In June 2011, the city of Minot, North Dakota sustained the greatest flood in its history. Rather than buckling under the immense weight of the flood on a personal and community level, government, civic groups, and citizens began to immediately assess and address the event’s impacts. Why did the disaster in Minot lead to government and community resilience, whereas during Hurricane Katrina, the non-resilience of the government and community of New Orleans resulted in widespread devastation?
This book seeks to answer that question by examining how local government institutions affect pre- and post-disaster community and business resilience. Utilizing both survey methods and interviews, Atkinson analyzes the disasters that occurred in New Orleans, Louisiana, Palm Beach County, Florida, and Minot, North Dakota. He argues that institutional culture within local government impacts not only the immediate outcomes experienced during response, but the long-term prognosis of recovery for a community outside the walls of city hall. Understanding tendencies within a community that lead to increased vulnerability of both individuals and businesses can lead to shifts in governmental/community priorities, and potentially to improved resilience in the face of hazard events.
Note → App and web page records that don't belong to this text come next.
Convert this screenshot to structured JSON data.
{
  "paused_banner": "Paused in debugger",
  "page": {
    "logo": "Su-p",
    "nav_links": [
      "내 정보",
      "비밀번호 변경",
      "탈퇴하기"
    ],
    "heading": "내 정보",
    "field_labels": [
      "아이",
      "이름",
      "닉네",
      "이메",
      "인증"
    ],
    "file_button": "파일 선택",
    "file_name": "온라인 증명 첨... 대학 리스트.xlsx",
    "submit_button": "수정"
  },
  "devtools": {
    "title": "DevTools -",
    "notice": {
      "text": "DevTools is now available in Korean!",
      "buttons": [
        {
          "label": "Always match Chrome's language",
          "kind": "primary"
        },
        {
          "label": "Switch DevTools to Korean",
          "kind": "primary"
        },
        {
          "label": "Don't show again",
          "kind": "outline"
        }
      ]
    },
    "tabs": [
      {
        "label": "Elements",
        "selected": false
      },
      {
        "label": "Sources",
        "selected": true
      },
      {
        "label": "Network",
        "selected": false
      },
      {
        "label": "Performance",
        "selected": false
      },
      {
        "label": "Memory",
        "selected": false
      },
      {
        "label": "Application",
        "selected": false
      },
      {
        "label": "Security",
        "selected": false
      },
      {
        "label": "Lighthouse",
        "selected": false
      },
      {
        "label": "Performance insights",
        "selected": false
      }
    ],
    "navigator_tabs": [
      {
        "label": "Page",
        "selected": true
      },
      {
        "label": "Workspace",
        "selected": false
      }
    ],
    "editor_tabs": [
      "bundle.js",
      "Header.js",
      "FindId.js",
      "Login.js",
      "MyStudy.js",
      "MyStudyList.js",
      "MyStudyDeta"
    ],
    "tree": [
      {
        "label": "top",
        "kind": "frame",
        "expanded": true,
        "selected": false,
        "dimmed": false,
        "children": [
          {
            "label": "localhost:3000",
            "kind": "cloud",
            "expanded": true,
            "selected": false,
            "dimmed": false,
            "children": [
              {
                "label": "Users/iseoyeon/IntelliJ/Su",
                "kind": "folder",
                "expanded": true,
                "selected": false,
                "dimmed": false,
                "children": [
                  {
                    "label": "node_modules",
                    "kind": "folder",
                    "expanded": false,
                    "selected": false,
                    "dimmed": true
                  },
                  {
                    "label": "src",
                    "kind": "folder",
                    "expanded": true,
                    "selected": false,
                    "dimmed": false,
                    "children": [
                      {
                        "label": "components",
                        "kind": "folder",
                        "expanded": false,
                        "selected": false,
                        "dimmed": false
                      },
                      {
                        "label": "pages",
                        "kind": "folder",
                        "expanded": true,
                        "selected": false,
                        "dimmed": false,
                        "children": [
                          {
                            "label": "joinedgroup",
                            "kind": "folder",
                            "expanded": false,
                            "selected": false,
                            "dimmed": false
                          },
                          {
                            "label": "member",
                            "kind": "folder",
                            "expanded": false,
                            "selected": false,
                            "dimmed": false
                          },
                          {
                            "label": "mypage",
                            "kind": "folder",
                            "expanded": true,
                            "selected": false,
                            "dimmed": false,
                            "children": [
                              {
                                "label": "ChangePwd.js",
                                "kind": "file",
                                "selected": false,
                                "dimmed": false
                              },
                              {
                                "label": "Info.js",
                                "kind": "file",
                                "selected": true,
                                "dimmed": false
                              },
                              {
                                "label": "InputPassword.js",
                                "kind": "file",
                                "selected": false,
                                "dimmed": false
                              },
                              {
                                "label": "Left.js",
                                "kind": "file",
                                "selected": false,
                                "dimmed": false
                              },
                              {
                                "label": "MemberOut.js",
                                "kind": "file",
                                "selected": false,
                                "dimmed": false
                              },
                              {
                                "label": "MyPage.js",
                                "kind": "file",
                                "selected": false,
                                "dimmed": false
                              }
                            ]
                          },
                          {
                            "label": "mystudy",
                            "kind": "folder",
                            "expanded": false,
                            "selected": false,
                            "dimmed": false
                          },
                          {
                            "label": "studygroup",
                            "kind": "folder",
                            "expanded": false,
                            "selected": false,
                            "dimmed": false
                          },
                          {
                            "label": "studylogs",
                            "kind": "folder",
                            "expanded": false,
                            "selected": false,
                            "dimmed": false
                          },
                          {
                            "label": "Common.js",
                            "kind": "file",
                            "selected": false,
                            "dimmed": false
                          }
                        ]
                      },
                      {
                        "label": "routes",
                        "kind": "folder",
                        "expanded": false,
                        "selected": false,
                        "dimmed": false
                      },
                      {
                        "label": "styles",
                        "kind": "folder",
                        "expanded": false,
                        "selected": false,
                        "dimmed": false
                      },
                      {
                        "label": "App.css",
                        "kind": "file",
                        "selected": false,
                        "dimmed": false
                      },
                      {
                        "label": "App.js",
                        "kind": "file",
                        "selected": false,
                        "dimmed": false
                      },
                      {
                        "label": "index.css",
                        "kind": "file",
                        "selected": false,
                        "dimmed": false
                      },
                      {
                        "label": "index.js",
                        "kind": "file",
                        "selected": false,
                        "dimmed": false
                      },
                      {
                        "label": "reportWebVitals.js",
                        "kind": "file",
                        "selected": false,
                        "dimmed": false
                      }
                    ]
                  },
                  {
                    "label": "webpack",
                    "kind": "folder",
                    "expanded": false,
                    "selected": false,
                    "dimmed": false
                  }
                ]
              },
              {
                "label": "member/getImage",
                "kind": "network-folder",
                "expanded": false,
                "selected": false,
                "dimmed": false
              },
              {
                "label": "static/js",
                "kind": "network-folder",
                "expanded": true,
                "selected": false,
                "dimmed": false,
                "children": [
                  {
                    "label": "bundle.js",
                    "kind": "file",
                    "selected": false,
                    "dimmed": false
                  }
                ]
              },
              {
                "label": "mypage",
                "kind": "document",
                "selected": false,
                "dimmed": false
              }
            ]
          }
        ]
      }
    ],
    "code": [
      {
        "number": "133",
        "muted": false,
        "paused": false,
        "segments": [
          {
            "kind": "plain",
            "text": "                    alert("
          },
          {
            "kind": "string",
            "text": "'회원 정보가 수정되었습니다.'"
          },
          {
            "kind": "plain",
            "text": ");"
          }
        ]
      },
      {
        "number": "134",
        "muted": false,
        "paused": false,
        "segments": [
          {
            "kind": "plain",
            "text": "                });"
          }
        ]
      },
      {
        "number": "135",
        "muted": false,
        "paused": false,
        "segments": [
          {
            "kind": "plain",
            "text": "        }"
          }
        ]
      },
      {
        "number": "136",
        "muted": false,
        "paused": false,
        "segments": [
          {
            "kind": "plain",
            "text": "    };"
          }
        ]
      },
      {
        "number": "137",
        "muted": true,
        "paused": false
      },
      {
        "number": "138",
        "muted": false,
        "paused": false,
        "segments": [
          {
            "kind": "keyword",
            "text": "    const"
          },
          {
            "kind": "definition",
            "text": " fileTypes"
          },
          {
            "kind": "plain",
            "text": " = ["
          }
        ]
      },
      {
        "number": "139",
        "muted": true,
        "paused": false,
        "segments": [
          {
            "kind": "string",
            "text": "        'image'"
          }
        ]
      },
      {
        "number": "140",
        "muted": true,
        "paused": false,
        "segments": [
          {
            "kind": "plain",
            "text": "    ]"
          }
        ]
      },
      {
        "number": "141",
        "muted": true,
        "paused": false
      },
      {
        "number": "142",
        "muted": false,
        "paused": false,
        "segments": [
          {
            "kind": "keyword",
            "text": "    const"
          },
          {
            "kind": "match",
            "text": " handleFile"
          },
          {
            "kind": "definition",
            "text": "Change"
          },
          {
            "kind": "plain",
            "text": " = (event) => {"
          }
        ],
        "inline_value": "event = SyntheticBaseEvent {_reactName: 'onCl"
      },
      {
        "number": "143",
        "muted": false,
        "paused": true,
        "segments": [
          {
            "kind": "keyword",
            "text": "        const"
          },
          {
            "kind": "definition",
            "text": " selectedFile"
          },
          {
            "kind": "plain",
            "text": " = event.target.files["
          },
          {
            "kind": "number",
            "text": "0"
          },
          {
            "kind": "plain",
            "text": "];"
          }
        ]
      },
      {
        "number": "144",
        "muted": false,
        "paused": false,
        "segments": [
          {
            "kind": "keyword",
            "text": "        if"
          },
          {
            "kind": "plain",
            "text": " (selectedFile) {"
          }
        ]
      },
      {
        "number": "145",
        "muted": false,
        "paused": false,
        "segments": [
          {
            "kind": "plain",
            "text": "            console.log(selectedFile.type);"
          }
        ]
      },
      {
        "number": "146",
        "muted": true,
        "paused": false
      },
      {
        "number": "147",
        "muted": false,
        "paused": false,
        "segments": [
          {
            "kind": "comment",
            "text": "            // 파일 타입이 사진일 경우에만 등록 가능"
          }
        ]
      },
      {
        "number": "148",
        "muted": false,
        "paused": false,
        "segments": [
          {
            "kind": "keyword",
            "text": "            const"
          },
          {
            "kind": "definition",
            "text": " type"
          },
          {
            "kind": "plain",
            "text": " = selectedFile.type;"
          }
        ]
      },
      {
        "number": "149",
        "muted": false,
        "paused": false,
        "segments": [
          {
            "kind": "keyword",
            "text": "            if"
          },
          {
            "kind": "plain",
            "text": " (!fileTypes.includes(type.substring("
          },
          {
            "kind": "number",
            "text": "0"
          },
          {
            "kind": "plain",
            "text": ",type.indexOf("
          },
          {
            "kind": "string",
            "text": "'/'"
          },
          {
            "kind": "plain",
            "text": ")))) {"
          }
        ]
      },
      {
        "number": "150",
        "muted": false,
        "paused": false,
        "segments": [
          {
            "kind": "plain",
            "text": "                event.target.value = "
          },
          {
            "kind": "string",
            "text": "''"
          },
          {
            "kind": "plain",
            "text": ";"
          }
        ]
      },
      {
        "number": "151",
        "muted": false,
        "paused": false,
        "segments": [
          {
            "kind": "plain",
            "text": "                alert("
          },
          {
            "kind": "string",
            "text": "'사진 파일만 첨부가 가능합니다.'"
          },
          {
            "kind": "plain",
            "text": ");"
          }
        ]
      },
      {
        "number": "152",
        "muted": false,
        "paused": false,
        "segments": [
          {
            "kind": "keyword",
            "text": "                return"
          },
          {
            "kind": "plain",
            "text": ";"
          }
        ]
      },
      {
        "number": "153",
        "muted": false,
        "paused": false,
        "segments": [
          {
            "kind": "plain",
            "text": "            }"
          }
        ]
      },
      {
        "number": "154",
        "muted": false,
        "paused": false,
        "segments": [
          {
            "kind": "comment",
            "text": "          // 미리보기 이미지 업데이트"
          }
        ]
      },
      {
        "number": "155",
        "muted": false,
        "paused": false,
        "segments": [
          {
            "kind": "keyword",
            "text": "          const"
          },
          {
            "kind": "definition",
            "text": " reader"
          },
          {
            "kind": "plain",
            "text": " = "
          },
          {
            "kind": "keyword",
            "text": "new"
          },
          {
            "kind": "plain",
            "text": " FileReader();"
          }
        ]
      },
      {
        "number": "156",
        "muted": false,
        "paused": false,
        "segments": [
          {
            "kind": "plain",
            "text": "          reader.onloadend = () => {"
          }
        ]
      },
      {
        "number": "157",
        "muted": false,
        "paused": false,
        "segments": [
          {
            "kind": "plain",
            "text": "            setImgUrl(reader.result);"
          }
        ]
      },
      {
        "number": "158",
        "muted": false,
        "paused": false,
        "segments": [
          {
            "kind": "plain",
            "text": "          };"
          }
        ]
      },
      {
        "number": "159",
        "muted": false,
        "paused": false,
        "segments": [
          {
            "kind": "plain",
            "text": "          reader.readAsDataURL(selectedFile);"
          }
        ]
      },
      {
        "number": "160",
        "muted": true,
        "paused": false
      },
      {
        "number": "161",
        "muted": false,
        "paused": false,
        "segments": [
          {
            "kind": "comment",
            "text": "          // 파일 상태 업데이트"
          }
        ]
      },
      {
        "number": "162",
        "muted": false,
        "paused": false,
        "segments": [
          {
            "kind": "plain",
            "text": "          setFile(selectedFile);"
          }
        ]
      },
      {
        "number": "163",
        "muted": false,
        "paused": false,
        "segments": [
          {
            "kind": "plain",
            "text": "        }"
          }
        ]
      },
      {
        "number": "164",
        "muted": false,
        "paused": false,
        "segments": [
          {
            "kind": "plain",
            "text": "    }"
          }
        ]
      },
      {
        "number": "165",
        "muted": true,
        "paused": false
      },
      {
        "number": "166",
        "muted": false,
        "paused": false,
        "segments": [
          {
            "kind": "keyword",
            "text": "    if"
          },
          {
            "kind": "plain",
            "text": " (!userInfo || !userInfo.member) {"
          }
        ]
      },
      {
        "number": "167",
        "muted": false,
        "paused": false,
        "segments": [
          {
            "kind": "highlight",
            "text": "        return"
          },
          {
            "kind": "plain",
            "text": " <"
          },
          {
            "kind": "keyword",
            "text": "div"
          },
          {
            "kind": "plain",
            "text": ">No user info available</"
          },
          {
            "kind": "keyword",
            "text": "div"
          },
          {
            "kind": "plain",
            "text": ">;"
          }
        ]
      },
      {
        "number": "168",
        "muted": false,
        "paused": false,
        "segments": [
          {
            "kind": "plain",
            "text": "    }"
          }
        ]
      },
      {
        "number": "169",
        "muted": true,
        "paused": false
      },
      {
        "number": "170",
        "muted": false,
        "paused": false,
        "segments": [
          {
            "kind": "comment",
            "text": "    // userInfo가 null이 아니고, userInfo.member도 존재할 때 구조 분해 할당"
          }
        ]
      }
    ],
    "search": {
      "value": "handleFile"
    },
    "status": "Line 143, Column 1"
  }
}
Relevant to scholars of public administration, disaster researchers, and government officials, this book contributes to a growing literature on community and business resilience. It explores not just the devastation of natural disasters, but profiles governmental impacts that led to responsive and able processes in the face of disaster